Items from an interface collection:
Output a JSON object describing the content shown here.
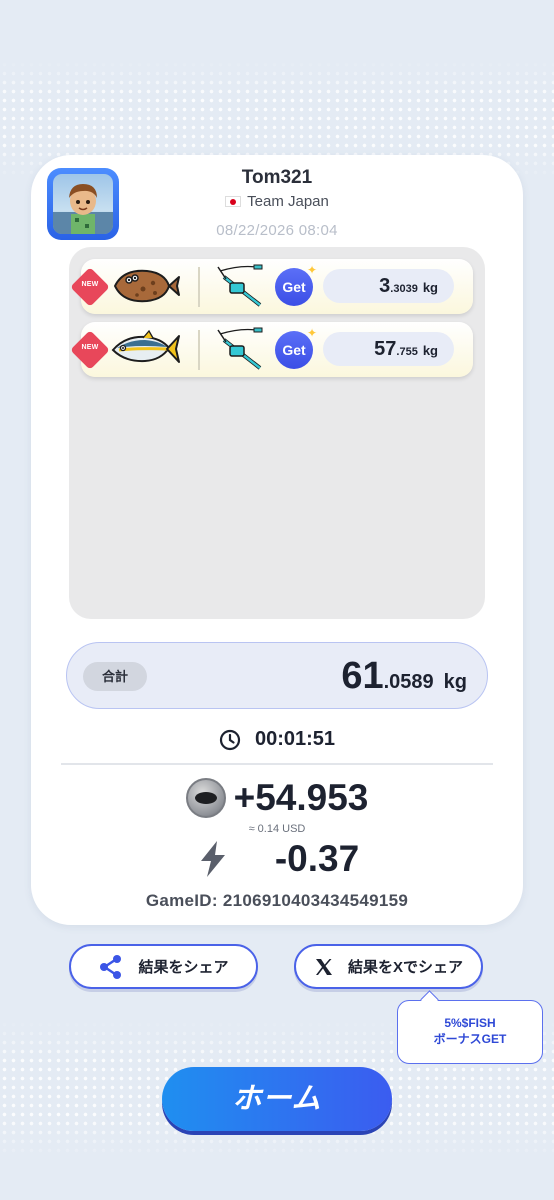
{
  "player": {
    "name": "Tom321",
    "team": "Team Japan",
    "datetime": "08/22/2026 08:04"
  },
  "catches": [
    {
      "badge": "NEW",
      "fish": "flounder-icon",
      "get_label": "Get",
      "weight_int": "3",
      "weight_dec": ".3039",
      "unit": "kg"
    },
    {
      "badge": "NEW",
      "fish": "yellowtail-icon",
      "get_label": "Get",
      "weight_int": "57",
      "weight_dec": ".755",
      "unit": "kg"
    }
  ],
  "total": {
    "label": "合計",
    "value_int": "61",
    "value_dec": ".0589",
    "unit": "kg"
  },
  "timer": "00:01:51",
  "reward": {
    "value": "+54.953",
    "usd": "≈ 0.14 USD"
  },
  "energy": {
    "value": "-0.37"
  },
  "game_id": "GameID: 2106910403434549159",
  "buttons": {
    "share": "結果をシェア",
    "share_x": "結果をXでシェア",
    "home": "ホーム"
  },
  "tooltip": {
    "line1": "5%$FISH",
    "line2": "ボーナスGET"
  },
  "colors": {
    "accent": "#3b5cf0",
    "background": "#e4ebf4",
    "new_badge": "#e8475a"
  }
}
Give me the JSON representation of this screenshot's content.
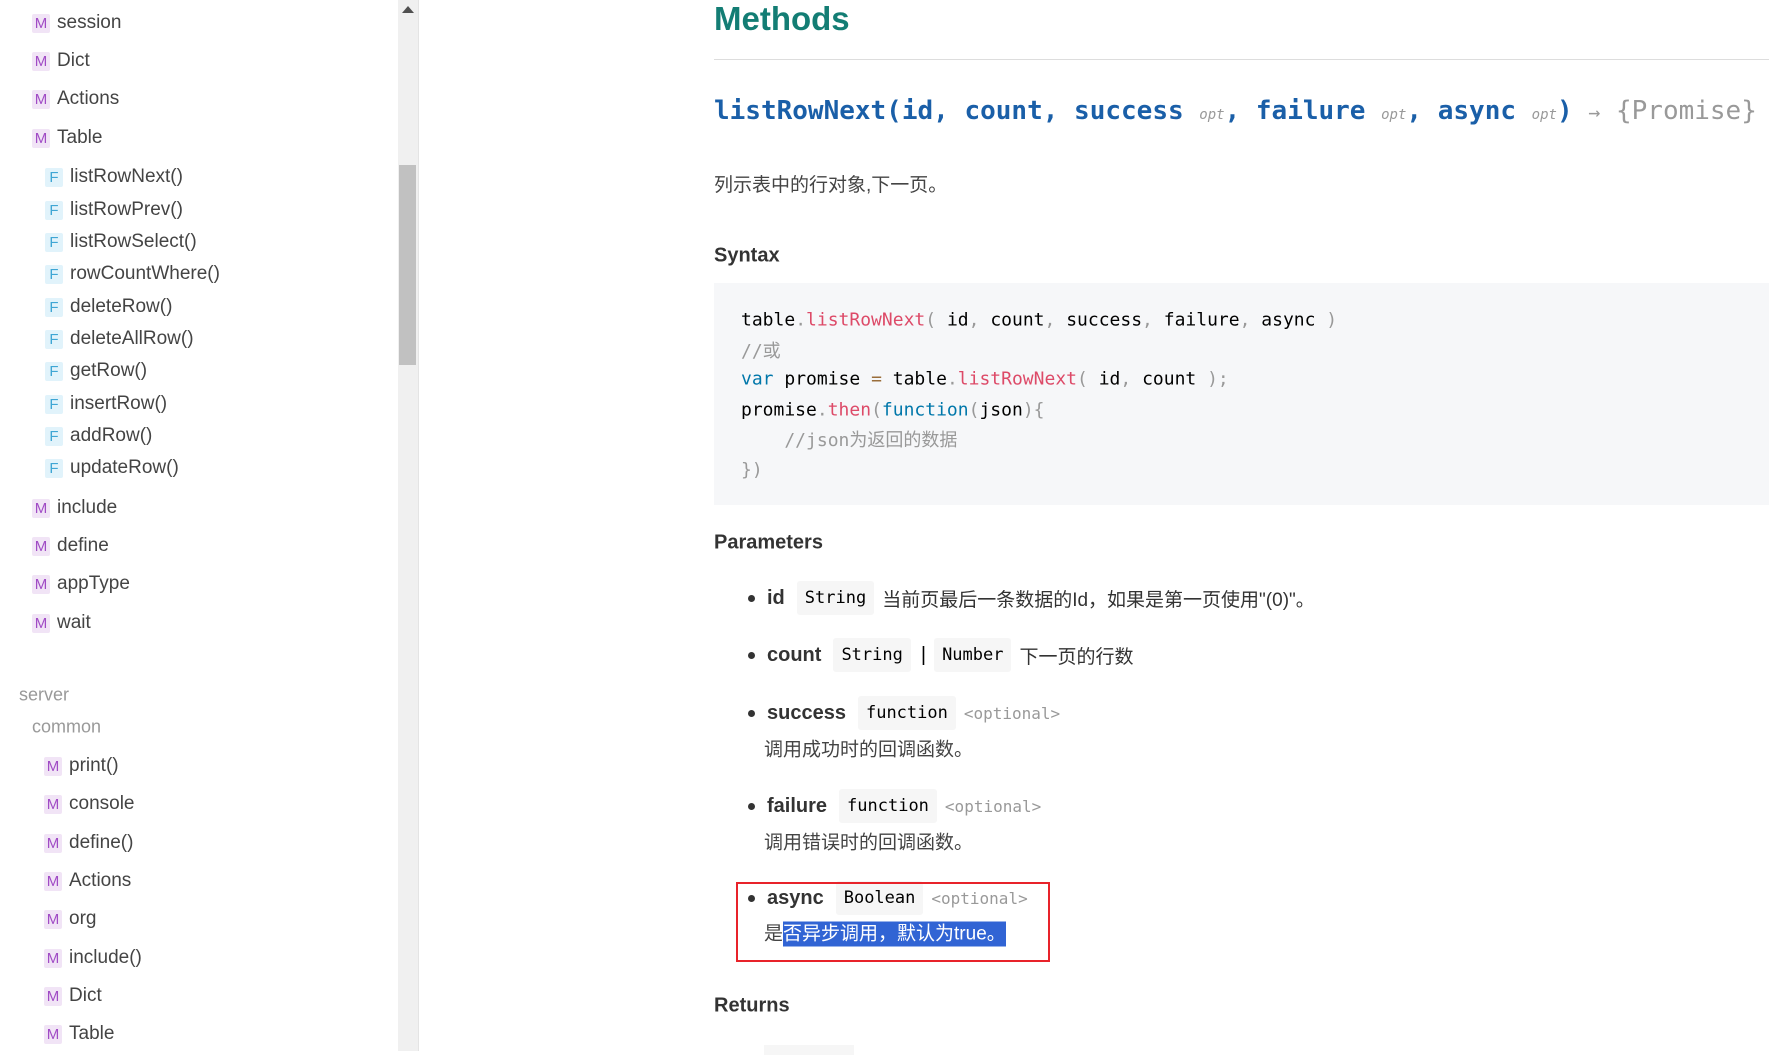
{
  "sidebar": {
    "top_items": [
      {
        "badge": "M",
        "label": "session"
      },
      {
        "badge": "M",
        "label": "Dict"
      },
      {
        "badge": "M",
        "label": "Actions"
      },
      {
        "badge": "M",
        "label": "Table"
      }
    ],
    "table_functions": [
      {
        "badge": "F",
        "label": "listRowNext()"
      },
      {
        "badge": "F",
        "label": "listRowPrev()"
      },
      {
        "badge": "F",
        "label": "listRowSelect()"
      },
      {
        "badge": "F",
        "label": "rowCountWhere()"
      },
      {
        "badge": "F",
        "label": "deleteRow()"
      },
      {
        "badge": "F",
        "label": "deleteAllRow()"
      },
      {
        "badge": "F",
        "label": "getRow()"
      },
      {
        "badge": "F",
        "label": "insertRow()"
      },
      {
        "badge": "F",
        "label": "addRow()"
      },
      {
        "badge": "F",
        "label": "updateRow()"
      }
    ],
    "more_items": [
      {
        "badge": "M",
        "label": "include"
      },
      {
        "badge": "M",
        "label": "define"
      },
      {
        "badge": "M",
        "label": "appType"
      },
      {
        "badge": "M",
        "label": "wait"
      }
    ],
    "group_server": "server",
    "group_common": "common",
    "common_items": [
      {
        "badge": "M",
        "label": "print()"
      },
      {
        "badge": "M",
        "label": "console"
      },
      {
        "badge": "M",
        "label": "define()"
      },
      {
        "badge": "M",
        "label": "Actions"
      },
      {
        "badge": "M",
        "label": "org"
      },
      {
        "badge": "M",
        "label": "include()"
      },
      {
        "badge": "M",
        "label": "Dict"
      },
      {
        "badge": "M",
        "label": "Table"
      }
    ]
  },
  "main": {
    "heading": "Methods",
    "signature": {
      "name": "listRowNext(",
      "p1": "id, ",
      "p2": "count, ",
      "p3": "success",
      "p4": "failure",
      "p5": "async",
      "opt": "opt",
      "comma": ", ",
      "close": ")",
      "arrow": "→",
      "returns": "{Promise}"
    },
    "description": "列示表中的行对象,下一页。",
    "syntax_heading": "Syntax",
    "code": {
      "l1": {
        "a": "table",
        "b": ".",
        "c": "listRowNext",
        "d": "( ",
        "e": "id",
        ",": ", ",
        "f": "count",
        "g": "success",
        "h": "failure",
        "i": "async",
        "j": " )"
      },
      "l2": "//或",
      "l3": {
        "kw": "var",
        "a": " promise ",
        "eq": "=",
        "b": " table",
        "c": "listRowNext",
        "d": "( ",
        "e": "id",
        "f": "count",
        "g": " );"
      },
      "l4": {
        "a": "promise",
        "c": "then",
        "kw": "function",
        "j": "json"
      },
      "l5": "    //json为返回的数据",
      "l6": "})"
    },
    "parameters_heading": "Parameters",
    "params": [
      {
        "name": "id",
        "types": [
          "String"
        ],
        "desc": "当前页最后一条数据的Id，如果是第一页使用\"(0)\"。"
      },
      {
        "name": "count",
        "types": [
          "String",
          "Number"
        ],
        "sep": "|",
        "desc": "下一页的行数"
      },
      {
        "name": "success",
        "types": [
          "function"
        ],
        "optional": "<optional>",
        "desc": "调用成功时的回调函数。"
      },
      {
        "name": "failure",
        "types": [
          "function"
        ],
        "optional": "<optional>",
        "desc": "调用错误时的回调函数。"
      },
      {
        "name": "async",
        "types": [
          "Boolean"
        ],
        "optional": "<optional>",
        "desc_plain": "是",
        "desc_selected": "否异步调用，默认为true。"
      }
    ],
    "returns_heading": "Returns"
  },
  "colors": {
    "heading": "#137d74",
    "signature": "#1a5fa8",
    "selection": "#3164d4",
    "highlight_box": "#e8232a"
  }
}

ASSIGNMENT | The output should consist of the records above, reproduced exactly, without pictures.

WRITTEN ANSWER |
Output a JSON object describing the content shown here.
{
  "player": {
    "name": "Tom321",
    "team": "Team Japan",
    "datetime": "08/22/2026 08:04"
  },
  "catches": [
    {
      "badge": "NEW",
      "fish": "flounder-icon",
      "get_label": "Get",
      "weight_int": "3",
      "weight_dec": ".3039",
      "unit": "kg"
    },
    {
      "badge": "NEW",
      "fish": "yellowtail-icon",
      "get_label": "Get",
      "weight_int": "57",
      "weight_dec": ".755",
      "unit": "kg"
    }
  ],
  "total": {
    "label": "合計",
    "value_int": "61",
    "value_dec": ".0589",
    "unit": "kg"
  },
  "timer": "00:01:51",
  "reward": {
    "value": "+54.953",
    "usd": "≈ 0.14 USD"
  },
  "energy": {
    "value": "-0.37"
  },
  "game_id": "GameID: 2106910403434549159",
  "buttons": {
    "share": "結果をシェア",
    "share_x": "結果をXでシェア",
    "home": "ホーム"
  },
  "tooltip": {
    "line1": "5%$FISH",
    "line2": "ボーナスGET"
  },
  "colors": {
    "accent": "#3b5cf0",
    "background": "#e4ebf4",
    "new_badge": "#e8475a"
  }
}
Give me the JSON representation of this screenshot's content.
{
  "sidebar": {
    "top_items": [
      {
        "badge": "M",
        "label": "session"
      },
      {
        "badge": "M",
        "label": "Dict"
      },
      {
        "badge": "M",
        "label": "Actions"
      },
      {
        "badge": "M",
        "label": "Table"
      }
    ],
    "table_functions": [
      {
        "badge": "F",
        "label": "listRowNext()"
      },
      {
        "badge": "F",
        "label": "listRowPrev()"
      },
      {
        "badge": "F",
        "label": "listRowSelect()"
      },
      {
        "badge": "F",
        "label": "rowCountWhere()"
      },
      {
        "badge": "F",
        "label": "deleteRow()"
      },
      {
        "badge": "F",
        "label": "deleteAllRow()"
      },
      {
        "badge": "F",
        "label": "getRow()"
      },
      {
        "badge": "F",
        "label": "insertRow()"
      },
      {
        "badge": "F",
        "label": "addRow()"
      },
      {
        "badge": "F",
        "label": "updateRow()"
      }
    ],
    "more_items": [
      {
        "badge": "M",
        "label": "include"
      },
      {
        "badge": "M",
        "label": "define"
      },
      {
        "badge": "M",
        "label": "appType"
      },
      {
        "badge": "M",
        "label": "wait"
      }
    ],
    "group_server": "server",
    "group_common": "common",
    "common_items": [
      {
        "badge": "M",
        "label": "print()"
      },
      {
        "badge": "M",
        "label": "console"
      },
      {
        "badge": "M",
        "label": "define()"
      },
      {
        "badge": "M",
        "label": "Actions"
      },
      {
        "badge": "M",
        "label": "org"
      },
      {
        "badge": "M",
        "label": "include()"
      },
      {
        "badge": "M",
        "label": "Dict"
      },
      {
        "badge": "M",
        "label": "Table"
      }
    ]
  },
  "main": {
    "heading": "Methods",
    "signature": {
      "name": "listRowNext(",
      "p1": "id, ",
      "p2": "count, ",
      "p3": "success",
      "p4": "failure",
      "p5": "async",
      "opt": "opt",
      "comma": ", ",
      "close": ")",
      "arrow": "→",
      "returns": "{Promise}"
    },
    "description": "列示表中的行对象,下一页。",
    "syntax_heading": "Syntax",
    "code": {
      "l1": {
        "a": "table",
        "b": ".",
        "c": "listRowNext",
        "d": "( ",
        "e": "id",
        ",": ", ",
        "f": "count",
        "g": "success",
        "h": "failure",
        "i": "async",
        "j": " )"
      },
      "l2": "//或",
      "l3": {
        "kw": "var",
        "a": " promise ",
        "eq": "=",
        "b": " table",
        "c": "listRowNext",
        "d": "( ",
        "e": "id",
        "f": "count",
        "g": " );"
      },
      "l4": {
        "a": "promise",
        "c": "then",
        "kw": "function",
        "j": "json"
      },
      "l5": "    //json为返回的数据",
      "l6": "})"
    },
    "parameters_heading": "Parameters",
    "params": [
      {
        "name": "id",
        "types": [
          "String"
        ],
        "desc": "当前页最后一条数据的Id，如果是第一页使用\"(0)\"。"
      },
      {
        "name": "count",
        "types": [
          "String",
          "Number"
        ],
        "sep": "|",
        "desc": "下一页的行数"
      },
      {
        "name": "success",
        "types": [
          "function"
        ],
        "optional": "<optional>",
        "desc": "调用成功时的回调函数。"
      },
      {
        "name": "failure",
        "types": [
          "function"
        ],
        "optional": "<optional>",
        "desc": "调用错误时的回调函数。"
      },
      {
        "name": "async",
        "types": [
          "Boolean"
        ],
        "optional": "<optional>",
        "desc_plain": "是",
        "desc_selected": "否异步调用，默认为true。"
      }
    ],
    "returns_heading": "Returns"
  },
  "colors": {
    "heading": "#137d74",
    "signature": "#1a5fa8",
    "selection": "#3164d4",
    "highlight_box": "#e8232a"
  }
}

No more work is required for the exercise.